On December 20, 2017, the General Assembly of the United Nations unanimously voted to declare May 20 World Bee Day.

Why should we celebrate bees?

Why not?

The purpose of World Bee Day is to recognize more than just the most well-known of the bees – the European honey bee.  Many people don’t know that the honey bee isn’t native to North America.  It colonized the western hemisphere with the European settlers.  When the settlers arrived, though, this country already had plenty of bees of its own, some 4,000 different species actually, ranging in size from the world’s smallest bee, the solitary desert dwelling Perdita minima of the Southwest, to the comparatively gargantuan carpenter bees.  In fact, despite the fact that native bees pollinate most of the country’s crops and flowering plants, some 10% of North America’s bees haven’t even been named yet.


This is a photo of an adult Perdita minima standing on the eye of a female carpenter bee, taken by Stephen Buchmann.

These bees are so tiny that they fly right through the webbing of insect nets.  They are so small and elusive that it is very difficult for researchers to locate them, much less study them.

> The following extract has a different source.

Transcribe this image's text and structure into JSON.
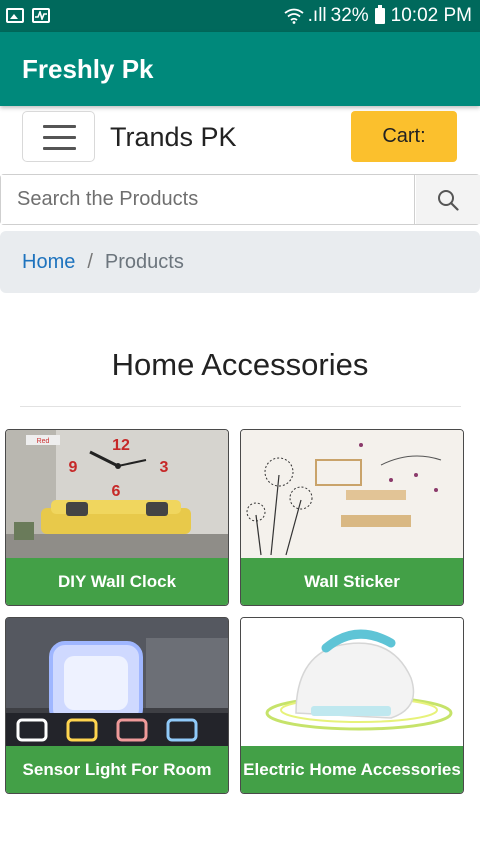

For that reason, not much is known about these tiny little desert pollinators.

There’s another, much more serious reason to give bees their own special day.  They need some human TLC.  Like so many other animals and plants all over the Earth, bees everywhere are suffering due to human activity.  Of the more than 20,000 known species of bees on the planet, it’s reported that 10% are facing extinction, and another 5% are endangered.  What makes these figures even more concerning is that there is no information about an estimated 57% of bee species.  That’s an awful lot of bees that we know next to nothing about.  Ever since the issue came to the public eye with the massive honey bee die-off in 2004, U.S. beekeepers have noted declining numbers in their hives each year.  In 2017 alone U. S. keepers lost 33% of their bees.  There are several known reasons for the decline:

  • mites, disease, and viral infections
  • farming chemicals
  • invasive species spread through human activity and travel
  • urbanization which reduces bee food sources and living space
  • climate change

According to the USGS, one of the most important things we can do to help our native bees is to conserve and propagate all of our native flowering plants.  Many bees are so specialized that they depend on a few or even one single plant species for their species’ survival.

Now, why May 20?  One good reason is that May is recognized as the month of flowers, and bees love flowers. Another reason is that May 20 is the recognized birthday of Anton Jansa (1734-1773), who is considered to be one of the pioneers of modern beekeeping.  Although he started out studying art with his brothers, he decided to leave school and return to his family’s farm and devote his life to beekeeping and teaching others about it.  In 1770, when he was 36, Austrian Empress Maria Theresa appointed him the first permanent teacher of apiculture (beekeeping) in all the Austrian regions.  From then on Anton was in charge of the beehives in the royal gardens, and traveled throughout the country teaching people how to keep bees and harvest honey.  He even wrote two books about the subject which became textbooks for anyone studying apiculture.

To honor the bees, Leyla Torres, author of the website “Origami Spirit,” is offering an origami bee tutorial for people to try and share on her Facebook fan page.

There are lots of other origami and paper bee tutorials online, as well.  Here’s one from Green Schools Ireland.  Adriano Mariani demonstrates an interesting design here.  And for the adventurous potential paper bee keeper, check out the Origami Resource Center (one of my favorite resources), which offers an easy bee, a fun pattern from Origami Club, and a real challenge by Marc Kirschenbaum. (I’m working on this one now, but it may take a while – it has over 100 steps!)

For my celebration of World Bee Day, I dug through my recycling box for supplies, and then made a mobile using a plastic steamer tray from a microwave meal, some sales catalog pages cut into squares, some envelopes I opened out and cut into squares, some brown shipping paper, string, and tape, as well as markers for decoration.


Not too bad, if I do say so myself!

So, if you’re out and about and see a bee on a flower, let her have first dibs. She has a family to help feed.



World Bee Day

Anton Jansa

U. S. G. S.

U. S. Forest Service

Origami Spirit

Green Schools Ireland

Origami Resource Center